2. Keep it laser-focused. When solving an innovation challenge, there are typically a number of exciting possible solutions. We’ve found it is most effective to select the one solution you think is most compelling Then, tell the audience why you chose it, and build it out in detail. The audience will be much more impressed by a single, deep and well-studied solution than a set of broad and shallow ones. In our presentation, we recommended launching the education platform with primary care physicians covered by Medicare Advantage, a group we believed was uniquely poised to adopt the education platform. By honing in on one of many existing pain points, we were able to demonstrate that we had done the hard work of prioritizing the biggest win for our client.

3. Make it beautiful. The value of an aesthetically compelling presentation cannot be overstated. This will keep your audience alert and engaged. Straightforward, crisp slides with simple design elements will go a long way. If you want to take it one step further, don’t be afraid to get creative by adding illustrations and vivid imagery. Our team used hand-drawn illustrations (just stick figures – nothing fancy) to bring a typical HCV patient’s journey to life for the judging panel.

4. Know your numbers. When it comes to Q&A time, it’s always satisfying to respond to a judge’s doubting question with, “Yes, and we have data to support that.” If you’re going to whip out that reply, make sure you’ve done your homework. While only key numbers should be presented, an appendix is a helpful add-on for all the numerical content that you may want to pull out of your arsenal during follow-up questioning. Make sure you practice speaking confidently about how you arrived at those final numbers as well.

Finalists in the business innovation case competition hosted by AbbVie,

5. Make it actionable. Ultimately, judges want solutions that feel tangible – ones they can execute readily, with existing budget, and feel excited to promote to internal stakeholders. Craft a clear outline for how you’ll launch your idea, what money you’ll leverage, and what existing resources you can draw on. If you want to add some glitz, you can always build out a roadmap for how your solution might evolve and grow as you scale (three, five, or ten years down the line). In our presentation, we focused on a “pilot program,” and then shared a window into what a “full-scale” version might look like.
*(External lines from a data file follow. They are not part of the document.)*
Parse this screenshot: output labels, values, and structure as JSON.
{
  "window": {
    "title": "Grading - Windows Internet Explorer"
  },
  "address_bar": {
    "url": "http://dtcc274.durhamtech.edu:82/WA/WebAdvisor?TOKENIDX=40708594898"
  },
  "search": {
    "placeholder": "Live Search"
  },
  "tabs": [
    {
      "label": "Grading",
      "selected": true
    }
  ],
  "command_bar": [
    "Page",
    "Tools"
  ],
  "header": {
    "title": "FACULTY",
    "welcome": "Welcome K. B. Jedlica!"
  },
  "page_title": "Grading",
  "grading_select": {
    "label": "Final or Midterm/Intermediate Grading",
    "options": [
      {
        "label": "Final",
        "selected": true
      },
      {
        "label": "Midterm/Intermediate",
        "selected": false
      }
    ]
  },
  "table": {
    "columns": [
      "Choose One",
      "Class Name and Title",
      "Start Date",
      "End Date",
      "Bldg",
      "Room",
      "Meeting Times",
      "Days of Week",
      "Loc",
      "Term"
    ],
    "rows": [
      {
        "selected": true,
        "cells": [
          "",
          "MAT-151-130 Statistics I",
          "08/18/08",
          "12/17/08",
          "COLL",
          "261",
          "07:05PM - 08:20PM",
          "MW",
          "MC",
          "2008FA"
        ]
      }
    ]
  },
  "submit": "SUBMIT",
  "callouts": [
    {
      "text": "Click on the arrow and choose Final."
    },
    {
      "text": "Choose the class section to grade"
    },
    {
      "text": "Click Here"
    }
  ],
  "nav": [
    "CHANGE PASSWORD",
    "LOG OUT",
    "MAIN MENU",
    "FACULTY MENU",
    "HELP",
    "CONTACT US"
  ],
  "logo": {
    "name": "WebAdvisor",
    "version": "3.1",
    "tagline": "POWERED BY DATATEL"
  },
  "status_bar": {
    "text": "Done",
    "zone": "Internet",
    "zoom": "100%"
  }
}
This helped the judges understand our solution’s potential for immediate effect, and how that might translate into something bigger and more impactful.

6. Tell a story. Business jargon and charts might seem impressive, but if the judges aren’t hooked they may miss the genius of your solution. Storytelling can be a critical lever for standing out and connecting with your audience. Share emotional and powerful stories of personas or real people you spoke with to demonstrate how this solution will transform the lives of customers and stakeholders. Coming full circle to our first tip: speaking with people out in the world will enable you to deliver compelling human stories.

One bonus tip to remember: be sure to make it fun! That may sound cheesy, but it’s hard to envision and build out a business solution under time constraints if you’re not curious about the subject matter. Find teammates you enjoy spending time with, and let your enthusiasm shine when pitch day rolls around.


Lauren and Sarah are MMM Joint Degree Candidates, MBA and MS Design Innovation, Kellogg School of Management, Segal Design Institute at the McCormick School of Engineering, Northwestern University.